● About this exercise:
The full listing below is to be written out exactly.

::::

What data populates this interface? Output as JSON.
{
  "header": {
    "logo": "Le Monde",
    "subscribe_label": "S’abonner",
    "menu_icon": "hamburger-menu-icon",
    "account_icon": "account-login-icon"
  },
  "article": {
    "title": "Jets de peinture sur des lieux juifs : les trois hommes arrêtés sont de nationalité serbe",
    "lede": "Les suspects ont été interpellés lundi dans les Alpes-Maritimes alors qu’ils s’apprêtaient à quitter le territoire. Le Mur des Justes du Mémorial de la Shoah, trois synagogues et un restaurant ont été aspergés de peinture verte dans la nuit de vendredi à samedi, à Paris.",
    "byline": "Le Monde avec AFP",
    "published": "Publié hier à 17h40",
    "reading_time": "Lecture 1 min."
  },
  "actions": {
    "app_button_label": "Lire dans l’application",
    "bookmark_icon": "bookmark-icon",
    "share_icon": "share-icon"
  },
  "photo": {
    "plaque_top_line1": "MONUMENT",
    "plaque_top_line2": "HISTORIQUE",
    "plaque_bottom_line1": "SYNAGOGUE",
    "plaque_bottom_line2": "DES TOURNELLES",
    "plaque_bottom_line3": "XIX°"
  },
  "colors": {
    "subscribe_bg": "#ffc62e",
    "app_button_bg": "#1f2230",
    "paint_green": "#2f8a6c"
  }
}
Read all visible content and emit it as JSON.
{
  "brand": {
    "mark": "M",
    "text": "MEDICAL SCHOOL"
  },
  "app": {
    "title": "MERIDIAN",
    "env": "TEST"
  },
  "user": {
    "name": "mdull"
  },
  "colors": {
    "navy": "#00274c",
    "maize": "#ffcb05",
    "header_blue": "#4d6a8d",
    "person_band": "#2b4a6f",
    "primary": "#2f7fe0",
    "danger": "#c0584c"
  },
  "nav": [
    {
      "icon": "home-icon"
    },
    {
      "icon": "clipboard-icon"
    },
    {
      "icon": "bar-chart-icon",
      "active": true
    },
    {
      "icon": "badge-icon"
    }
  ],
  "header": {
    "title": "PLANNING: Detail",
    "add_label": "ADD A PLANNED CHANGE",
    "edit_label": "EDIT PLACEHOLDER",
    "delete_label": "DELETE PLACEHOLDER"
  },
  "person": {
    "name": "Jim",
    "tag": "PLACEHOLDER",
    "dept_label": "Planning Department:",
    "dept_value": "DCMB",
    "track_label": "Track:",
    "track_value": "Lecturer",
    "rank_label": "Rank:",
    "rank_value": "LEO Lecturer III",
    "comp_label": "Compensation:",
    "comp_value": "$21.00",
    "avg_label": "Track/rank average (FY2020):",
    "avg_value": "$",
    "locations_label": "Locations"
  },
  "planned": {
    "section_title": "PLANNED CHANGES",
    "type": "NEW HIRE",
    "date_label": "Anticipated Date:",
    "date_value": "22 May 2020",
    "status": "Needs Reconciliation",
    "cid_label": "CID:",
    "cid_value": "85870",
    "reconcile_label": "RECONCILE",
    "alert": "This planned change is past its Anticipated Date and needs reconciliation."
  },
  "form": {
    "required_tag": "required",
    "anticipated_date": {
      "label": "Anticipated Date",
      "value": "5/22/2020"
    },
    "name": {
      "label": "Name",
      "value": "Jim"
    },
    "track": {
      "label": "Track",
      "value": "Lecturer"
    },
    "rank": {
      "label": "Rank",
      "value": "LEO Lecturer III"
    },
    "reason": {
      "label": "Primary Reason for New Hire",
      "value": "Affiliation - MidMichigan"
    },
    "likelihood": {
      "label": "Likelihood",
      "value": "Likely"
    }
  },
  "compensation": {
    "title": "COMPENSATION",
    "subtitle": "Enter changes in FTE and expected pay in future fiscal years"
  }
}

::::

● Task response:
What data populates this interface? Output as JSON.
{
  "header": {
    "logo": "Le Monde",
    "subscribe_label": "S’abonner",
    "menu_icon": "hamburger-menu-icon",
    "account_icon": "account-login-icon"
  },
  "article": {
    "title": "Jets de peinture sur des lieux juifs : les trois hommes arrêtés sont de nationalité serbe",
    "lede": "Les suspects ont été interpellés lundi dans les Alpes-Maritimes alors qu’ils s’apprêtaient à quitter le territoire. Le Mur des Justes du Mémorial de la Shoah, trois synagogues et un restaurant ont été aspergés de peinture verte dans la nuit de vendredi à samedi, à Paris.",
    "byline": "Le Monde avec AFP",
    "published": "Publié hier à 17h40",
    "reading_time": "Lecture 1 min."
  },
  "actions": {
    "app_button_label": "Lire dans l’application",
    "bookmark_icon": "bookmark-icon",
    "share_icon": "share-icon"
  },
  "photo": {
    "plaque_top_line1": "MONUMENT",
    "plaque_top_line2": "HISTORIQUE",
    "plaque_bottom_line1": "SYNAGOGUE",
    "plaque_bottom_line2": "DES TOURNELLES",
    "plaque_bottom_line3": "XIX°"
  },
  "colors": {
    "subscribe_bg": "#ffc62e",
    "app_button_bg": "#1f2230",
    "paint_green": "#2f8a6c"
  }
}
Read all visible content and emit it as JSON.
{
  "brand": {
    "mark": "M",
    "text": "MEDICAL SCHOOL"
  },
  "app": {
    "title": "MERIDIAN",
    "env": "TEST"
  },
  "user": {
    "name": "mdull"
  },
  "colors": {
    "navy": "#00274c",
    "maize": "#ffcb05",
    "header_blue": "#4d6a8d",
    "person_band": "#2b4a6f",
    "primary": "#2f7fe0",
    "danger": "#c0584c"
  },
  "nav": [
    {
      "icon": "home-icon"
    },
    {
      "icon": "clipboard-icon"
    },
    {
      "icon": "bar-chart-icon",
      "active": true
    },
    {
      "icon": "badge-icon"
    }
  ],
  "header": {
    "title": "PLANNING: Detail",
    "add_label": "ADD A PLANNED CHANGE",
    "edit_label": "EDIT PLACEHOLDER",
    "delete_label": "DELETE PLACEHOLDER"
  },
  "person": {
    "name": "Jim",
    "tag": "PLACEHOLDER",
    "dept_label": "Planning Department:",
    "dept_value": "DCMB",
    "track_label": "Track:",
    "track_value": "Lecturer",
    "rank_label": "Rank:",
    "rank_value": "LEO Lecturer III",
    "comp_label": "Compensation:",
    "comp_value": "$21.00",
    "avg_label": "Track/rank average (FY2020):",
    "avg_value": "$",
    "locations_label": "Locations"
  },
  "planned": {
    "section_title": "PLANNED CHANGES",
    "type": "NEW HIRE",
    "date_label": "Anticipated Date:",
    "date_value": "22 May 2020",
    "status": "Needs Reconciliation",
    "cid_label": "CID:",
    "cid_value": "85870",
    "reconcile_label": "RECONCILE",
    "alert": "This planned change is past its Anticipated Date and needs reconciliation."
  },
  "form": {
    "required_tag": "required",
    "anticipated_date": {
      "label": "Anticipated Date",
      "value": "5/22/2020"
    },
    "name": {
      "label": "Name",
      "value": "Jim"
    },
    "track": {
      "label": "Track",
      "value": "Lecturer"
    },
    "rank": {
      "label": "Rank",
      "value": "LEO Lecturer III"
    },
    "reason": {
      "label": "Primary Reason for New Hire",
      "value": "Affiliation - MidMichigan"
    },
    "likelihood": {
      "label": "Likelihood",
      "value": "Likely"
    }
  },
  "compensation": {
    "title": "COMPENSATION",
    "subtitle": "Enter changes in FTE and expected pay in future fiscal years"
  }
}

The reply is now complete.